Interface dataset entries:
== == ==

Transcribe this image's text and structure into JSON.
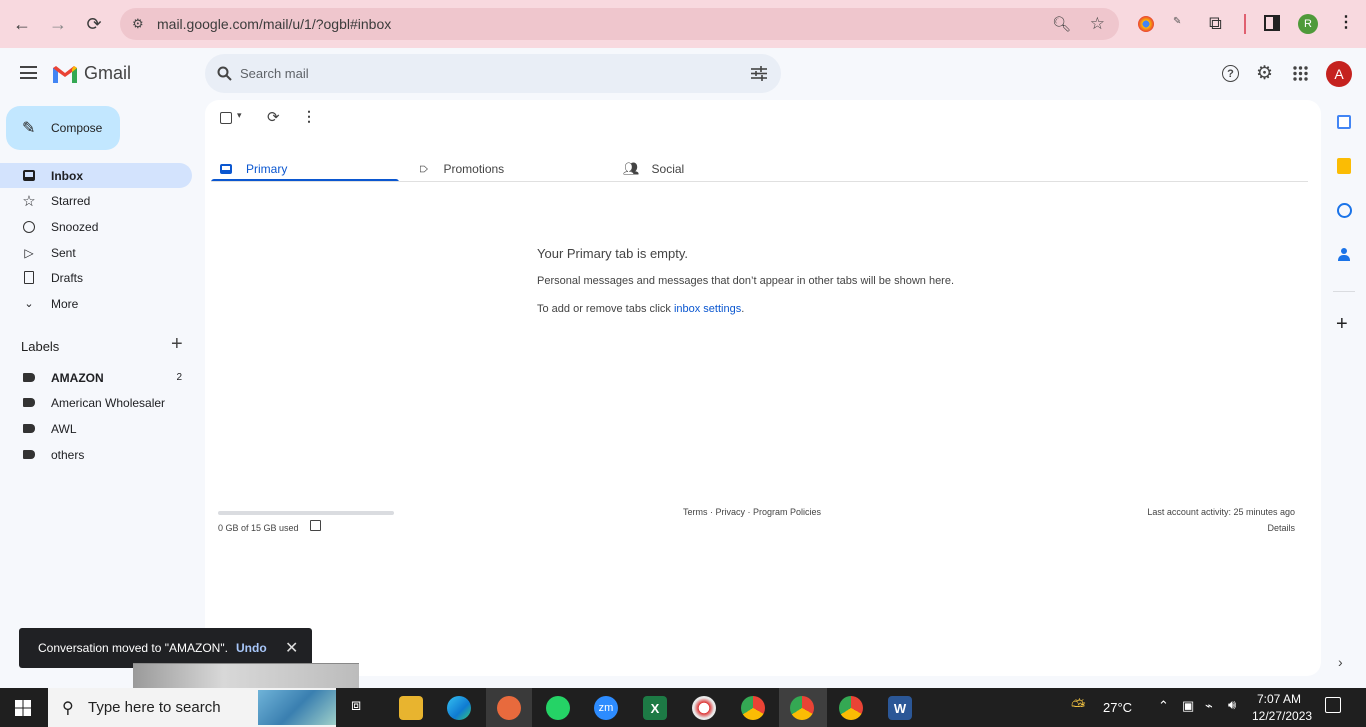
{
  "browser": {
    "url": "mail.google.com/mail/u/1/?ogbl#inbox",
    "profile_initial": "R"
  },
  "gmail": {
    "logo_text": "Gmail",
    "search_placeholder": "Search mail",
    "account_initial": "A",
    "compose_label": "Compose",
    "nav": [
      {
        "label": "Inbox",
        "icon": "inbox-icon",
        "active": true
      },
      {
        "label": "Starred",
        "icon": "star-icon"
      },
      {
        "label": "Snoozed",
        "icon": "clock-icon"
      },
      {
        "label": "Sent",
        "icon": "send-icon"
      },
      {
        "label": "Drafts",
        "icon": "draft-icon"
      },
      {
        "label": "More",
        "icon": "chevron-down-icon"
      }
    ],
    "labels_title": "Labels",
    "labels": [
      {
        "label": "AMAZON",
        "count": "2",
        "bold": true
      },
      {
        "label": "American Wholesaler"
      },
      {
        "label": "AWL"
      },
      {
        "label": "others"
      }
    ],
    "tabs": [
      {
        "label": "Primary",
        "icon": "inbox-icon",
        "active": true
      },
      {
        "label": "Promotions",
        "icon": "tag-icon"
      },
      {
        "label": "Social",
        "icon": "people-icon"
      }
    ],
    "empty": {
      "title": "Your Primary tab is empty.",
      "line1": "Personal messages and messages that don’t appear in other tabs will be shown here.",
      "line2_prefix": "To add or remove tabs click ",
      "line2_link": "inbox settings",
      "line2_suffix": "."
    },
    "footer": {
      "storage": "0 GB of 15 GB used",
      "storage_fraction": 0.0,
      "links": "Terms · Privacy · Program Policies",
      "activity": "Last account activity: 25 minutes ago",
      "details": "Details"
    },
    "toast": {
      "text": "Conversation moved to \"AMAZON\".",
      "undo": "Undo"
    },
    "accent_color": "#0b57d0"
  },
  "taskbar": {
    "search_placeholder": "Type here to search",
    "weather": "27°C",
    "time": "7:07 AM",
    "date": "12/27/2023"
  }
}
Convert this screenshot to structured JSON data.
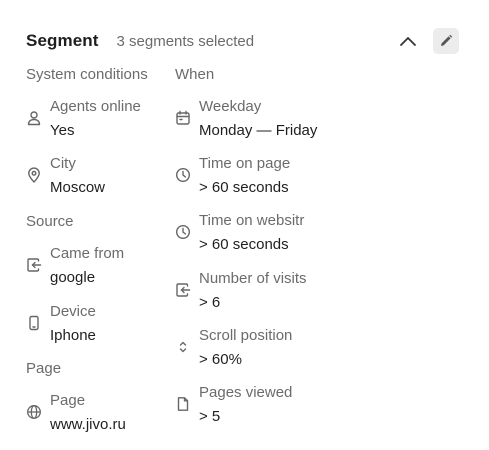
{
  "header": {
    "title": "Segment",
    "subtitle": "3 segments selected"
  },
  "left_column": {
    "system_conditions": {
      "heading": "System conditions",
      "items": [
        {
          "label": "Agents online",
          "value": "Yes",
          "icon": "person-icon"
        },
        {
          "label": "City",
          "value": "Moscow",
          "icon": "location-pin-icon"
        }
      ]
    },
    "source": {
      "heading": "Source",
      "items": [
        {
          "label": "Came from",
          "value": "google",
          "icon": "login-arrow-icon"
        },
        {
          "label": "Device",
          "value": "Iphone",
          "icon": "smartphone-icon"
        }
      ]
    },
    "page": {
      "heading": "Page",
      "items": [
        {
          "label": "Page",
          "value": "www.jivo.ru",
          "icon": "globe-icon"
        }
      ]
    }
  },
  "right_column": {
    "when": {
      "heading": "When",
      "items": [
        {
          "label": "Weekday",
          "value": "Monday — Friday",
          "icon": "calendar-icon"
        },
        {
          "label": "Time on page",
          "value": "> 60 seconds",
          "icon": "clock-icon"
        },
        {
          "label": "Time on websitr",
          "value": "> 60 seconds",
          "icon": "clock-icon"
        },
        {
          "label": "Number of visits",
          "value": "> 6",
          "icon": "login-arrow-icon"
        },
        {
          "label": "Scroll position",
          "value": "> 60%",
          "icon": "scroll-updown-icon"
        },
        {
          "label": "Pages viewed",
          "value": "> 5",
          "icon": "document-icon"
        }
      ]
    }
  },
  "colors": {
    "text_primary": "#1f1f1f",
    "text_secondary": "#6b6b6b",
    "icon": "#6b6b6b",
    "edit_button_bg": "#ececec"
  }
}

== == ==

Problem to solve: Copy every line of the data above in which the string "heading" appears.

Exercise result:
      "heading": "System conditions",
      "heading": "Source",
      "heading": "Page",
      "heading": "When",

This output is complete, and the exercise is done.